However, neither of these portraits would be capable of having a particularly in-depth discussion about more complex aspects of their lives: they are literally and metaphorically two-dimensional. They are only representations of the living subjects as seen by the artist.

Some magical portraits are capable of considerably more interaction with the living world. Traditionally, a headmaster or headmistress is painted before their death. Once the portrait is completed, the headmaster or headmistress in question keeps it under lock and key, regularly visiting it in its cupboard (if so desired) to teach it to act and behave exactly like themselves, and imparting all kinds of useful memories and pieces of knowledge that may then be shared through the centuries with their successors in office.

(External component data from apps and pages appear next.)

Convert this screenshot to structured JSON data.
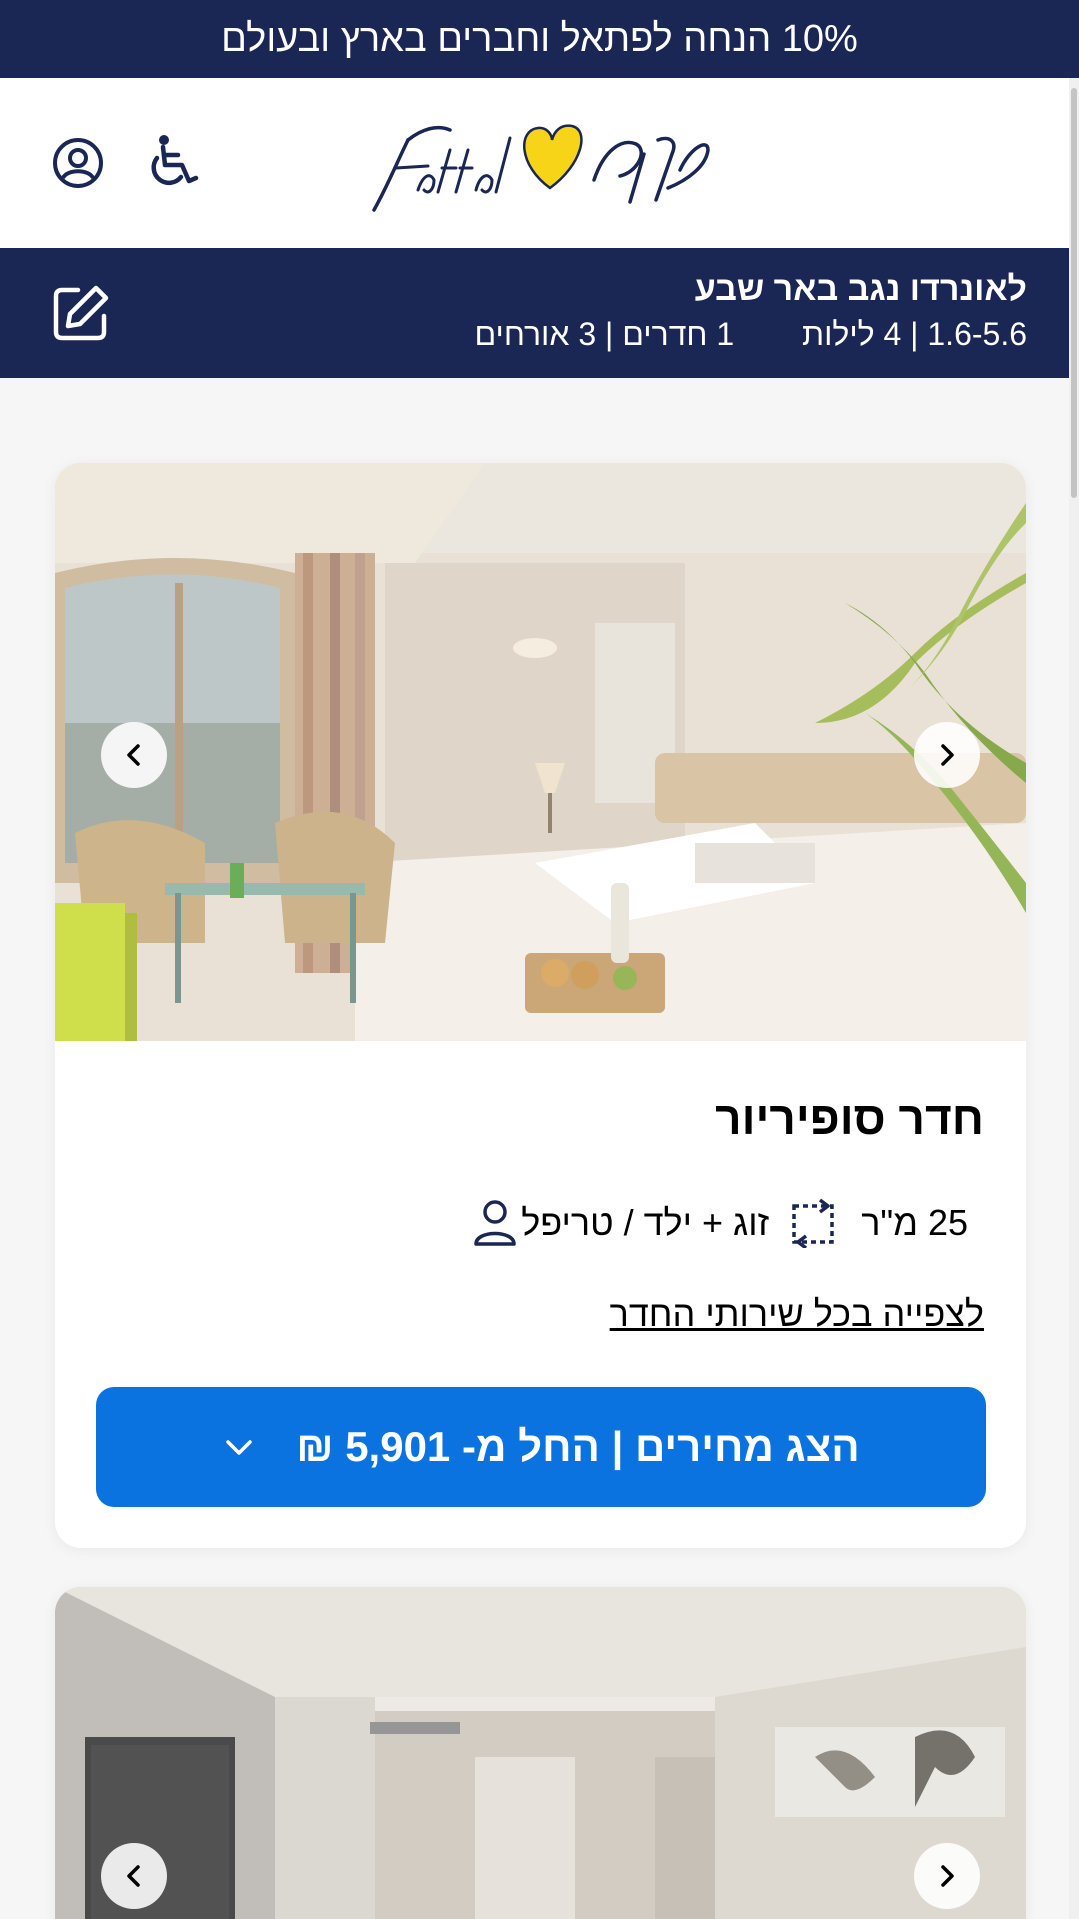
{
  "promo": {
    "text": "10% הנחה לפתאל וחברים בארץ ובעולם"
  },
  "header": {
    "logo_alt": "fattal פתאל",
    "profile_icon": "user-circle-icon",
    "accessibility_icon": "wheelchair-icon"
  },
  "search": {
    "hotel_name": "לאונרדו נגב באר שבע",
    "dates": "1.6-5.6",
    "nights": "4 לילות",
    "rooms": "1 חדרים",
    "guests": "3 אורחים",
    "edit_icon": "edit-icon"
  },
  "rooms": [
    {
      "name": "חדר סופיריור",
      "occupancy": "זוג + ילד / טריפל",
      "size": "25 מ\"ר",
      "amenities_link": "לצפייה בכל שירותי החדר",
      "price_button": "הצג מחירים | החל מ- 5,901 ₪"
    }
  ],
  "colors": {
    "navy": "#1a2654",
    "button_blue": "#0a73e0",
    "logo_yellow": "#f7d417"
  }
}
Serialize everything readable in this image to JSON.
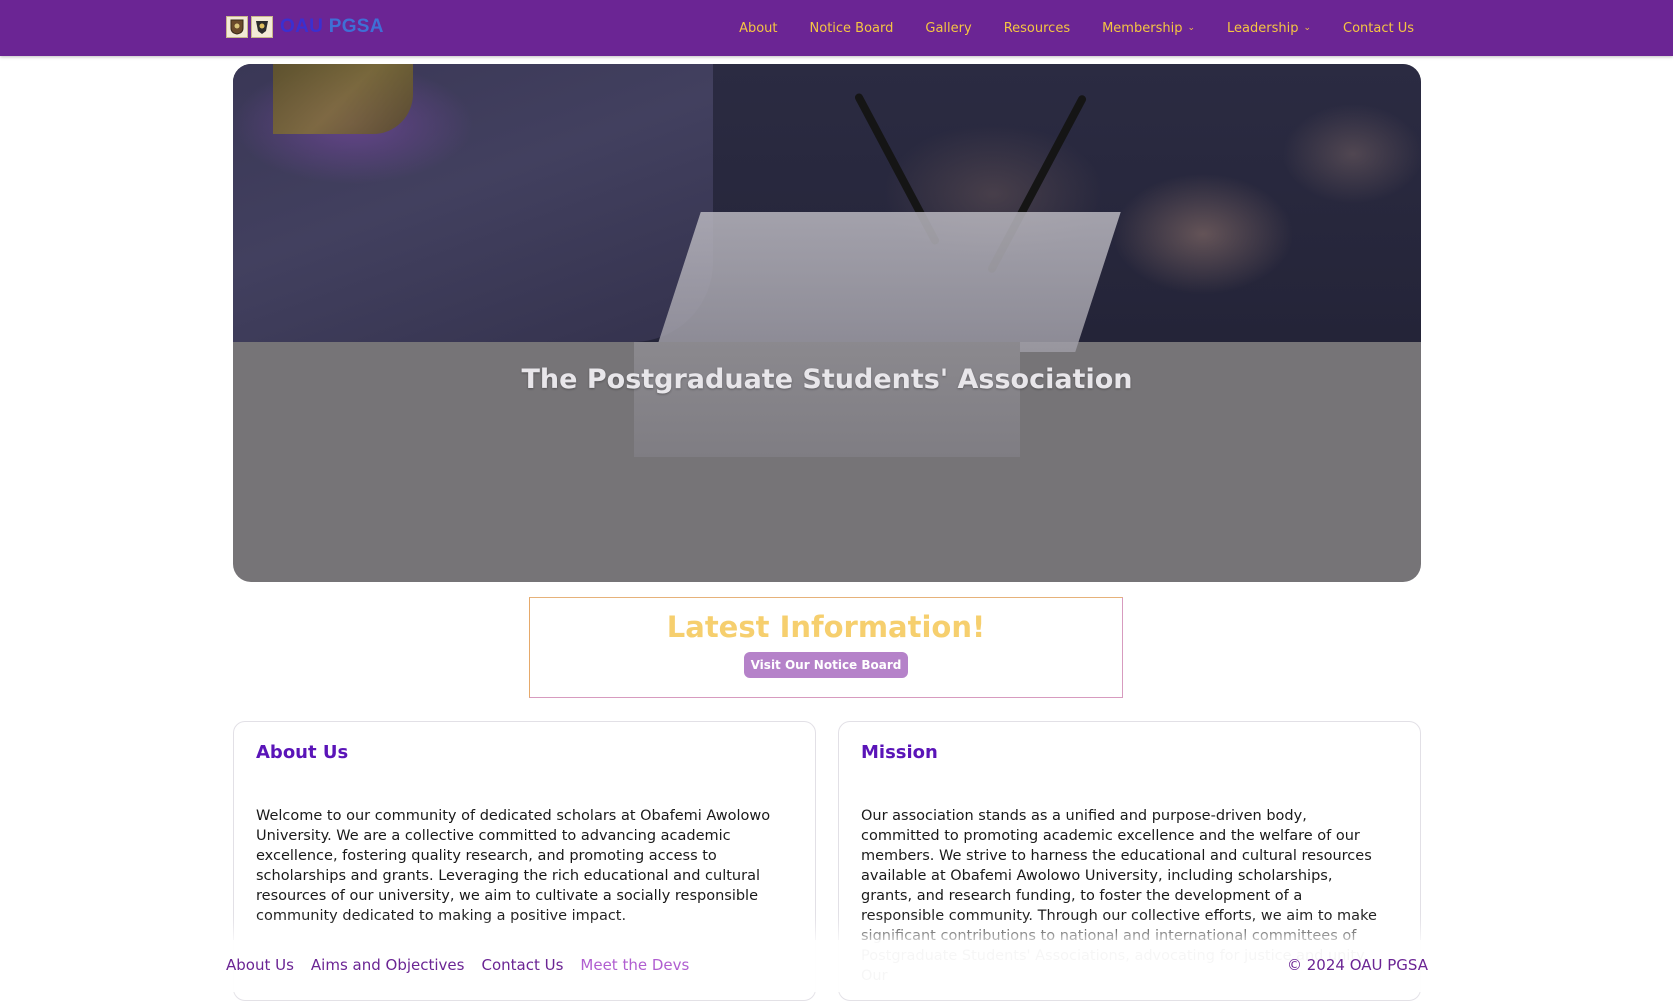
{
  "navbar": {
    "brand": {
      "part1": "OAU",
      "part2": "PGSA"
    },
    "logos": [
      "crest-logo-icon",
      "pgsa-logo-icon"
    ],
    "links": [
      {
        "label": "About",
        "has_dropdown": false
      },
      {
        "label": "Notice Board",
        "has_dropdown": false
      },
      {
        "label": "Gallery",
        "has_dropdown": false
      },
      {
        "label": "Resources",
        "has_dropdown": false
      },
      {
        "label": "Membership",
        "has_dropdown": true
      },
      {
        "label": "Leadership",
        "has_dropdown": true
      },
      {
        "label": "Contact Us",
        "has_dropdown": false
      }
    ],
    "chevron": "⌄"
  },
  "hero": {
    "title": "The Postgraduate Students' Association"
  },
  "latest": {
    "title": "Latest Information!",
    "button_label": "Visit Our Notice Board"
  },
  "cards": {
    "about": {
      "title": "About Us",
      "body": "Welcome to our community of dedicated scholars at Obafemi Awolowo University. We are a collective committed to advancing academic excellence, fostering quality research, and promoting access to scholarships and grants. Leveraging the rich educational and cultural resources of our university, we aim to cultivate a socially responsible community dedicated to making a positive impact."
    },
    "mission": {
      "title": "Mission",
      "body": "Our association stands as a unified and purpose-driven body, committed to promoting academic excellence and the welfare of our members. We strive to harness the educational and cultural resources available at Obafemi Awolowo University, including scholarships, grants, and research funding, to foster the development of a responsible community. Through our collective efforts, we aim to make significant contributions to national and international committees of Postgraduate Students' Associations, advocating for justice and unity. Our"
    }
  },
  "footer": {
    "links": [
      "About Us",
      "Aims and Objectives",
      "Contact Us",
      "Meet the Devs"
    ],
    "copyright": "© 2024 OAU PGSA"
  },
  "colors": {
    "navbar_bg": "#6b2594",
    "nav_link": "#f5c542",
    "card_title": "#5a14b8",
    "latest_title": "#f6cf6e",
    "button_bg": "#b582c9"
  }
}
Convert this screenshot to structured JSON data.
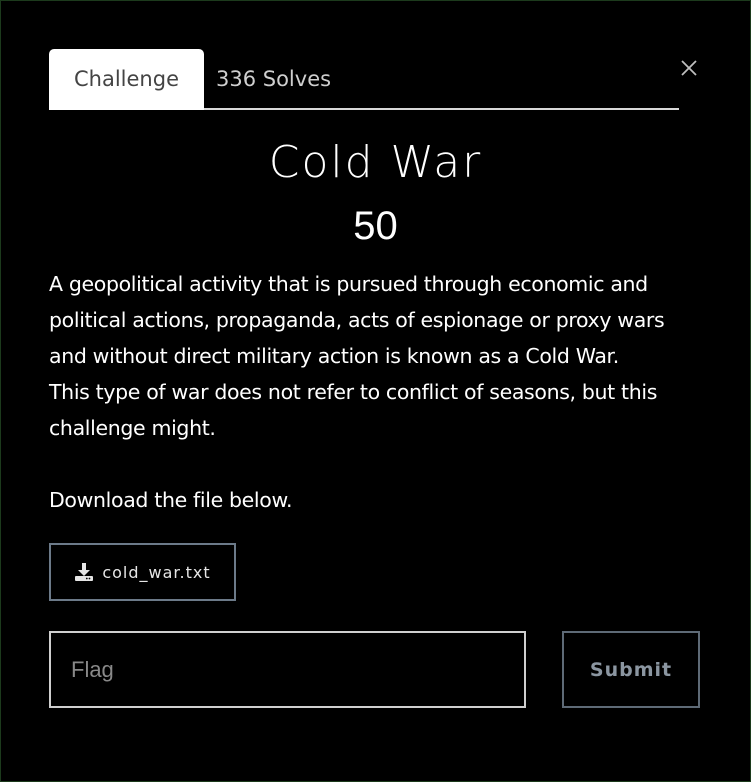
{
  "tabs": [
    {
      "label": "Challenge",
      "active": true
    },
    {
      "label": "336 Solves",
      "active": false
    }
  ],
  "challenge": {
    "name": "Cold War",
    "points": "50",
    "description_lines": [
      "A geopolitical activity that is pursued through economic and",
      "political actions, propaganda, acts of espionage or proxy wars",
      "and without direct military action is known as a Cold War.",
      "This type of war does not refer to conflict of seasons, but this",
      "challenge might."
    ],
    "download_note": "Download the file below."
  },
  "file": {
    "name": "cold_war.txt",
    "icon": "download-icon"
  },
  "flag_form": {
    "placeholder": "Flag",
    "submit_label": "Submit"
  },
  "colors": {
    "background": "#000000",
    "text": "#ffffff",
    "tab_active_bg": "#ffffff",
    "button_border": "#6c7a89"
  }
}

The depth of knowledge and insight contained in some of the headmasters’ and headmistresses’ portraits is unknown to any but the incumbents of the office and the few students who have realised, over the centuries, that the portraits’ apparent sleepiness when visitors arrive in the office is not necessarily genuine." from the website:

Bronze Living Statues breaking the rules.

Video from Jesse Ferguson

"Dec 6, 2015

Patrick Toney and Jesse Ferguson enter Seattle Center to perform as two bronze living statues. Visit site for much more about this and other costumes:!How...

The Lives Of Living Statues

"We’ve all seen them at one point or another – in a park, at a festival, or practically any place where tourists gather in large numbers. Some of us walk right past them as if they were actual statues while others might stop and stare a while. Eventually, we all end up thinking the same thing – “I could do that!” After all, this has to be the cushiest job in the world. You make money by literally just standing there. What could be easier, right?.." from the article: The Lives Of Living Statues

16 views0 comments

Recent Posts

See All


bottom of page